TASK TO CARRY OUT ▸ Your task is to filter the data below down to the lines holding "Leasing".
┄┄┄┄┄┄
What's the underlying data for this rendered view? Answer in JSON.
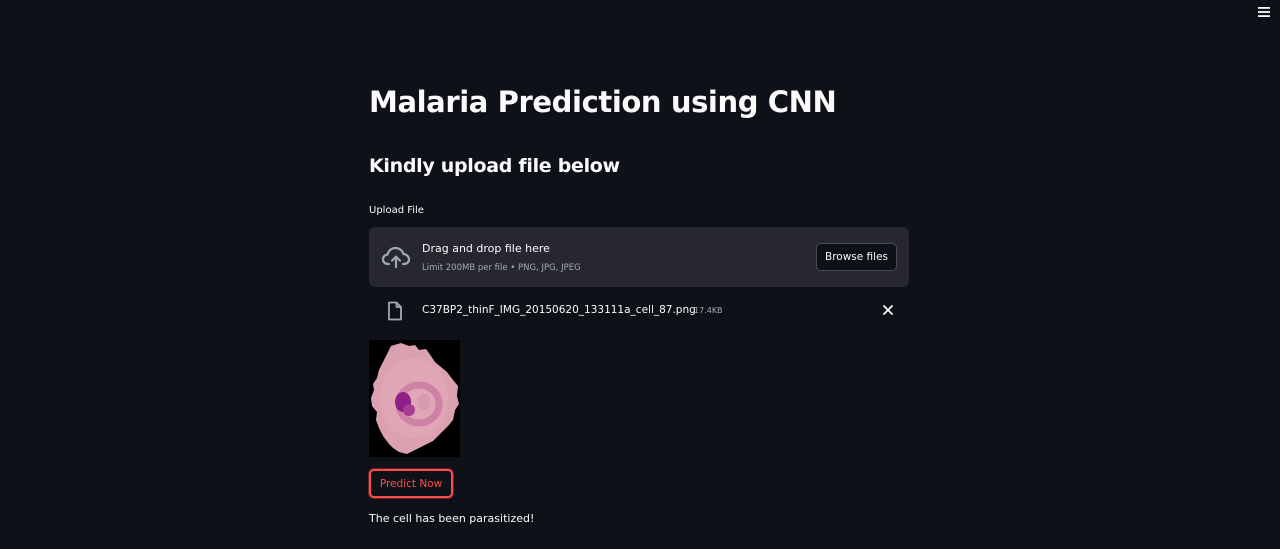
{
  "app": {
    "title": "Malaria Prediction using CNN",
    "subtitle": "Kindly upload file below"
  },
  "uploader": {
    "label": "Upload File",
    "drop_text": "Drag and drop file here",
    "limit_text": "Limit 200MB per file • PNG, JPG, JPEG",
    "browse_label": "Browse files"
  },
  "uploaded_file": {
    "name": "C37BP2_thinF_IMG_20150620_133111a_cell_87.png",
    "size": "17.4KB"
  },
  "actions": {
    "predict_label": "Predict Now"
  },
  "result": {
    "text": "The cell has been parasitized!"
  },
  "icons": {
    "menu": "hamburger-menu-icon",
    "upload": "cloud-upload-icon",
    "file": "file-icon",
    "remove": "close-icon"
  },
  "colors": {
    "background": "#0e1117",
    "panel": "#262730",
    "text": "#fafafa",
    "muted": "#a3a8b4",
    "accent": "#ff4b4b"
  }
}
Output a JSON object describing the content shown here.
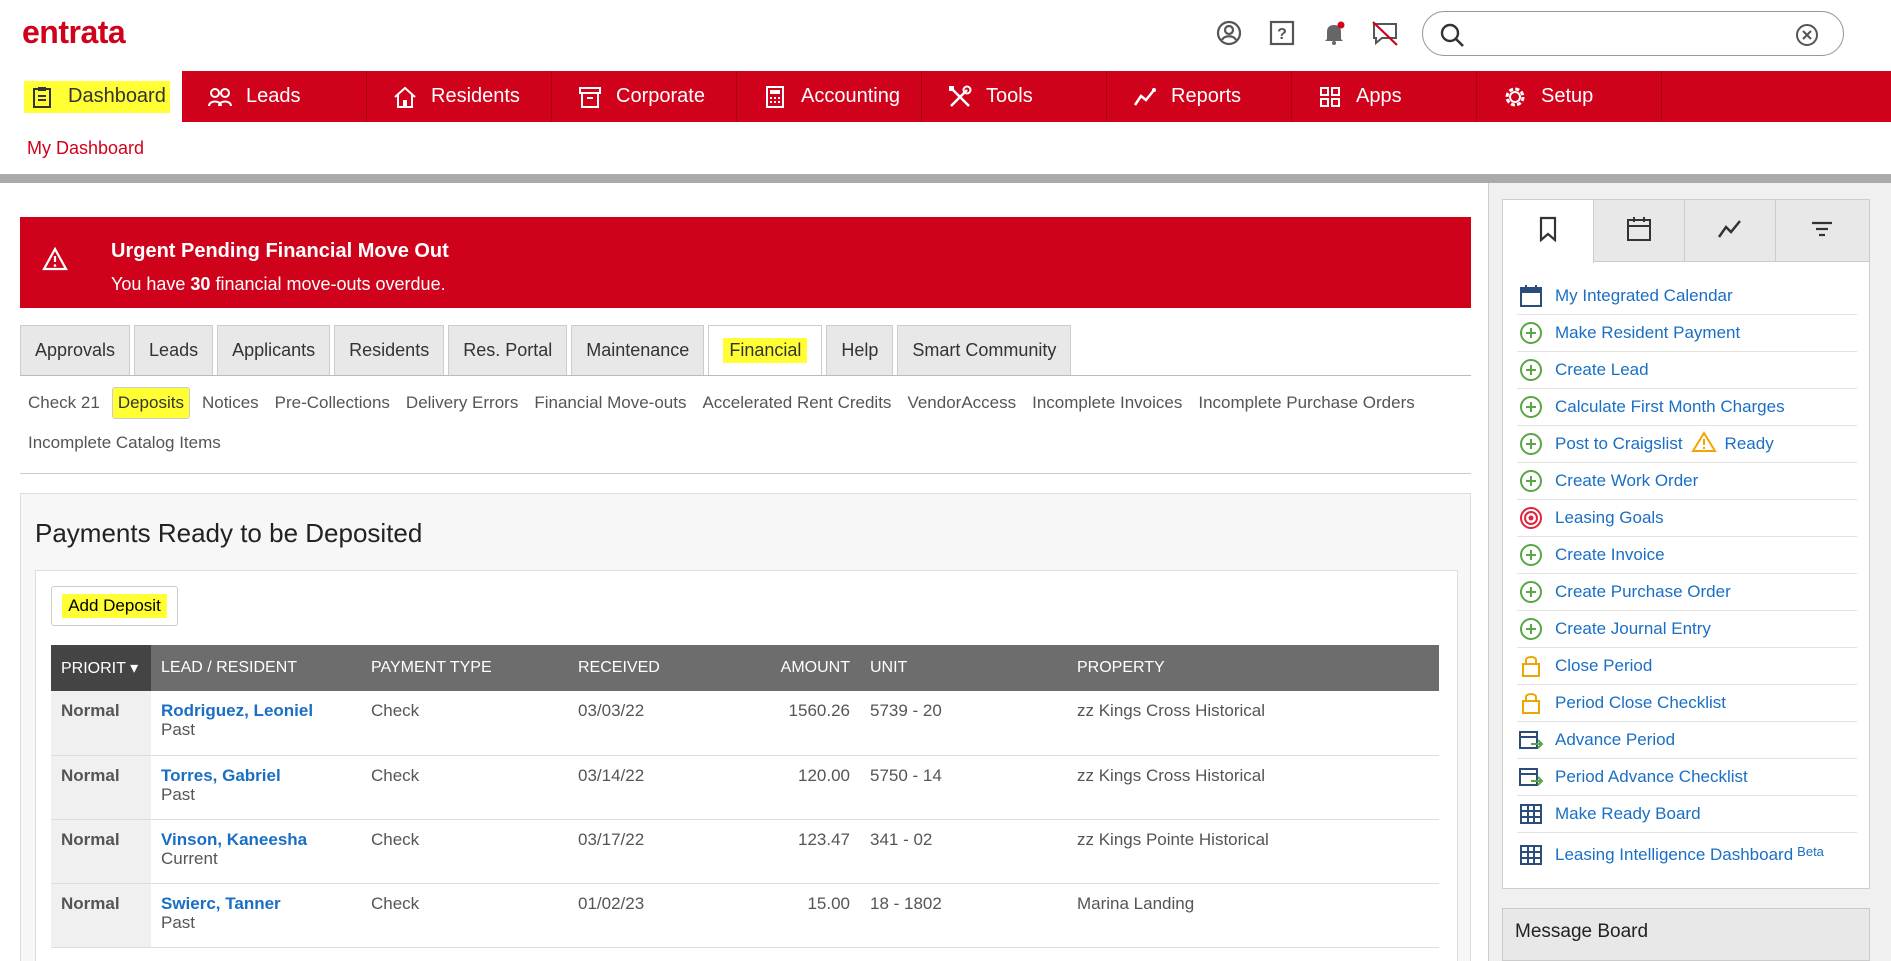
{
  "brand": {
    "logo": "entrata",
    "accent": "#d0021b",
    "highlight": "#ffff33",
    "link": "#1a6fc4"
  },
  "search": {
    "placeholder": "",
    "value": ""
  },
  "nav": {
    "items": [
      {
        "label": "Dashboard",
        "icon": "clipboard-icon"
      },
      {
        "label": "Leads",
        "icon": "people-icon"
      },
      {
        "label": "Residents",
        "icon": "house-icon"
      },
      {
        "label": "Corporate",
        "icon": "archive-icon"
      },
      {
        "label": "Accounting",
        "icon": "calculator-icon"
      },
      {
        "label": "Tools",
        "icon": "tools-icon"
      },
      {
        "label": "Reports",
        "icon": "trend-icon"
      },
      {
        "label": "Apps",
        "icon": "apps-icon"
      },
      {
        "label": "Setup",
        "icon": "gear-icon"
      }
    ],
    "sub": "My Dashboard"
  },
  "alert": {
    "title": "Urgent Pending Financial Move Out",
    "msg_prefix": "You have ",
    "count": "30",
    "msg_suffix": " financial move-outs overdue."
  },
  "tabs": [
    "Approvals",
    "Leads",
    "Applicants",
    "Residents",
    "Res. Portal",
    "Maintenance",
    "Financial",
    "Help",
    "Smart Community"
  ],
  "subtabs": [
    "Check 21",
    "Deposits",
    "Notices",
    "Pre-Collections",
    "Delivery Errors",
    "Financial Move-outs",
    "Accelerated Rent Credits",
    "VendorAccess",
    "Incomplete Invoices",
    "Incomplete Purchase Orders",
    "Incomplete Catalog Items"
  ],
  "payments": {
    "title": "Payments Ready to be Deposited",
    "add_label": "Add Deposit",
    "columns": [
      "PRIORIT",
      "LEAD / RESIDENT",
      "PAYMENT TYPE",
      "RECEIVED",
      "AMOUNT",
      "UNIT",
      "PROPERTY"
    ],
    "rows": [
      {
        "priority": "Normal",
        "name": "Rodriguez, Leoniel",
        "status": "Past",
        "type": "Check",
        "received": "03/03/22",
        "amount": "1560.26",
        "unit": "5739 - 20",
        "property": "zz Kings Cross Historical"
      },
      {
        "priority": "Normal",
        "name": "Torres, Gabriel",
        "status": "Past",
        "type": "Check",
        "received": "03/14/22",
        "amount": "120.00",
        "unit": "5750 - 14",
        "property": "zz Kings Cross Historical"
      },
      {
        "priority": "Normal",
        "name": "Vinson, Kaneesha",
        "status": "Current",
        "type": "Check",
        "received": "03/17/22",
        "amount": "123.47",
        "unit": "341 - 02",
        "property": "zz Kings Pointe Historical"
      },
      {
        "priority": "Normal",
        "name": "Swierc, Tanner",
        "status": "Past",
        "type": "Check",
        "received": "01/02/23",
        "amount": "15.00",
        "unit": "18 - 1802",
        "property": "Marina Landing"
      }
    ]
  },
  "side": {
    "items": [
      {
        "label": "My Integrated Calendar",
        "icon": "calendar-icon"
      },
      {
        "label": "Make Resident Payment",
        "icon": "plus-circle-icon"
      },
      {
        "label": "Create Lead",
        "icon": "plus-circle-icon"
      },
      {
        "label": "Calculate First Month Charges",
        "icon": "plus-circle-icon"
      },
      {
        "label": "Post to Craigslist",
        "icon": "plus-circle-icon",
        "tag": "Ready"
      },
      {
        "label": "Create Work Order",
        "icon": "plus-circle-icon"
      },
      {
        "label": "Leasing Goals",
        "icon": "target-icon"
      },
      {
        "label": "Create Invoice",
        "icon": "plus-circle-icon"
      },
      {
        "label": "Create Purchase Order",
        "icon": "plus-circle-icon"
      },
      {
        "label": "Create Journal Entry",
        "icon": "plus-circle-icon"
      },
      {
        "label": "Close Period",
        "icon": "lock-icon"
      },
      {
        "label": "Period Close Checklist",
        "icon": "lock-icon"
      },
      {
        "label": "Advance Period",
        "icon": "calendar-arrow-icon"
      },
      {
        "label": "Period Advance Checklist",
        "icon": "calendar-arrow-icon"
      },
      {
        "label": "Make Ready Board",
        "icon": "grid-icon"
      },
      {
        "label": "Leasing Intelligence Dashboard",
        "icon": "grid-icon",
        "sup": "Beta"
      }
    ],
    "message_board": "Message Board"
  }
}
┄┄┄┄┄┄
EXERCISE RESULT ▸
        "label": "Leasing Goals",
        "label": "Leasing Intelligence Dashboard",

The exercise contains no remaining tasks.